EXERCISE: Please return each entry that follows exactly as given, but without pictures.

Start of Block

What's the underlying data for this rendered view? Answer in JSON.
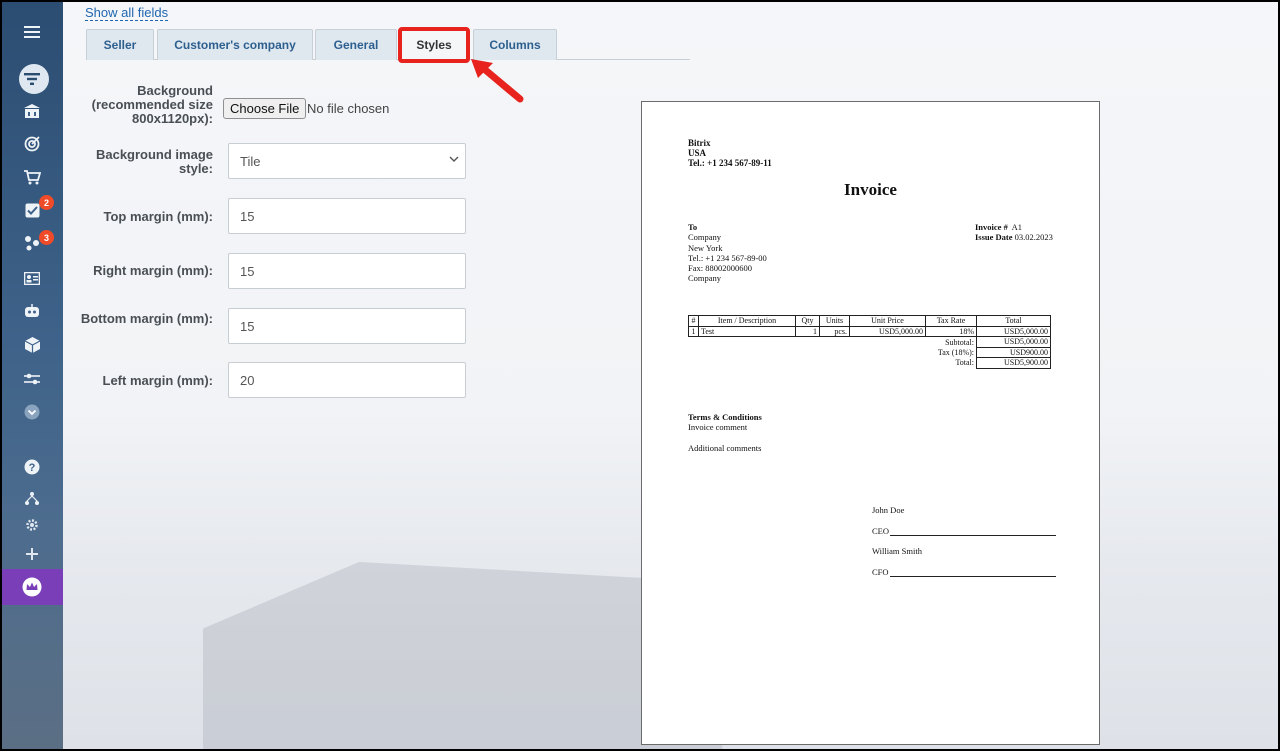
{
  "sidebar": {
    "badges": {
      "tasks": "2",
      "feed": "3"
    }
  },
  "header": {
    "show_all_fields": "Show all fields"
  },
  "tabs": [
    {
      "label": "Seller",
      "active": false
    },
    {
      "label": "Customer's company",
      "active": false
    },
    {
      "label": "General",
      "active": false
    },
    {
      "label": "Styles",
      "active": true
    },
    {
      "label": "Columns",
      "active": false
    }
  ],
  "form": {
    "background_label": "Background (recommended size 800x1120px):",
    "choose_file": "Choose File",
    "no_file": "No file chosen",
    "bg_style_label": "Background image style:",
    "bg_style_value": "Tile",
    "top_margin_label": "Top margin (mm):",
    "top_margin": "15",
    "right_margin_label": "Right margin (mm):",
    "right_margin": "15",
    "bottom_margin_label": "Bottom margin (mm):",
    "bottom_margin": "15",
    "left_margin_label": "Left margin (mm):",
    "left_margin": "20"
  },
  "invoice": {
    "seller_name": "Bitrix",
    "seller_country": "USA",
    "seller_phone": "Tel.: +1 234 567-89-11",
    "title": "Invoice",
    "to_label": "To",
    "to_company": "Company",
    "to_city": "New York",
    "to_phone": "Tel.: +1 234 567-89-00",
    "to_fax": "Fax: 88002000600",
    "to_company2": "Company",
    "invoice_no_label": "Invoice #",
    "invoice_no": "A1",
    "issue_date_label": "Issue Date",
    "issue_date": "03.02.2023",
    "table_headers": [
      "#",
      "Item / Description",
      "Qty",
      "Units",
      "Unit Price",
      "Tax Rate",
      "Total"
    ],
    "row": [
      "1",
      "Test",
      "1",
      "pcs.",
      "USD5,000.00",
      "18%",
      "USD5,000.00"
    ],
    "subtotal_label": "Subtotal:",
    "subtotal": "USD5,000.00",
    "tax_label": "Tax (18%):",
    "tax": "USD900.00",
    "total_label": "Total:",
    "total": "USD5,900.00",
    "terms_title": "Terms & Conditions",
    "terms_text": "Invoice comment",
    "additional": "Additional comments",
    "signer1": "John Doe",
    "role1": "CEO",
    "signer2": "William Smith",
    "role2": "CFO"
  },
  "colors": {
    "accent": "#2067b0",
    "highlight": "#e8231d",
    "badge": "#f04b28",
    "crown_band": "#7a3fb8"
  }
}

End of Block

RESPONSE TO THIS TASK:
What's the underlying data for this rendered view? Answer in JSON.
{
  "sidebar": {
    "badges": {
      "tasks": "2",
      "feed": "3"
    }
  },
  "header": {
    "show_all_fields": "Show all fields"
  },
  "tabs": [
    {
      "label": "Seller",
      "active": false
    },
    {
      "label": "Customer's company",
      "active": false
    },
    {
      "label": "General",
      "active": false
    },
    {
      "label": "Styles",
      "active": true
    },
    {
      "label": "Columns",
      "active": false
    }
  ],
  "form": {
    "background_label": "Background (recommended size 800x1120px):",
    "choose_file": "Choose File",
    "no_file": "No file chosen",
    "bg_style_label": "Background image style:",
    "bg_style_value": "Tile",
    "top_margin_label": "Top margin (mm):",
    "top_margin": "15",
    "right_margin_label": "Right margin (mm):",
    "right_margin": "15",
    "bottom_margin_label": "Bottom margin (mm):",
    "bottom_margin": "15",
    "left_margin_label": "Left margin (mm):",
    "left_margin": "20"
  },
  "invoice": {
    "seller_name": "Bitrix",
    "seller_country": "USA",
    "seller_phone": "Tel.: +1 234 567-89-11",
    "title": "Invoice",
    "to_label": "To",
    "to_company": "Company",
    "to_city": "New York",
    "to_phone": "Tel.: +1 234 567-89-00",
    "to_fax": "Fax: 88002000600",
    "to_company2": "Company",
    "invoice_no_label": "Invoice #",
    "invoice_no": "A1",
    "issue_date_label": "Issue Date",
    "issue_date": "03.02.2023",
    "table_headers": [
      "#",
      "Item / Description",
      "Qty",
      "Units",
      "Unit Price",
      "Tax Rate",
      "Total"
    ],
    "row": [
      "1",
      "Test",
      "1",
      "pcs.",
      "USD5,000.00",
      "18%",
      "USD5,000.00"
    ],
    "subtotal_label": "Subtotal:",
    "subtotal": "USD5,000.00",
    "tax_label": "Tax (18%):",
    "tax": "USD900.00",
    "total_label": "Total:",
    "total": "USD5,900.00",
    "terms_title": "Terms & Conditions",
    "terms_text": "Invoice comment",
    "additional": "Additional comments",
    "signer1": "John Doe",
    "role1": "CEO",
    "signer2": "William Smith",
    "role2": "CFO"
  },
  "colors": {
    "accent": "#2067b0",
    "highlight": "#e8231d",
    "badge": "#f04b28",
    "crown_band": "#7a3fb8"
  }
}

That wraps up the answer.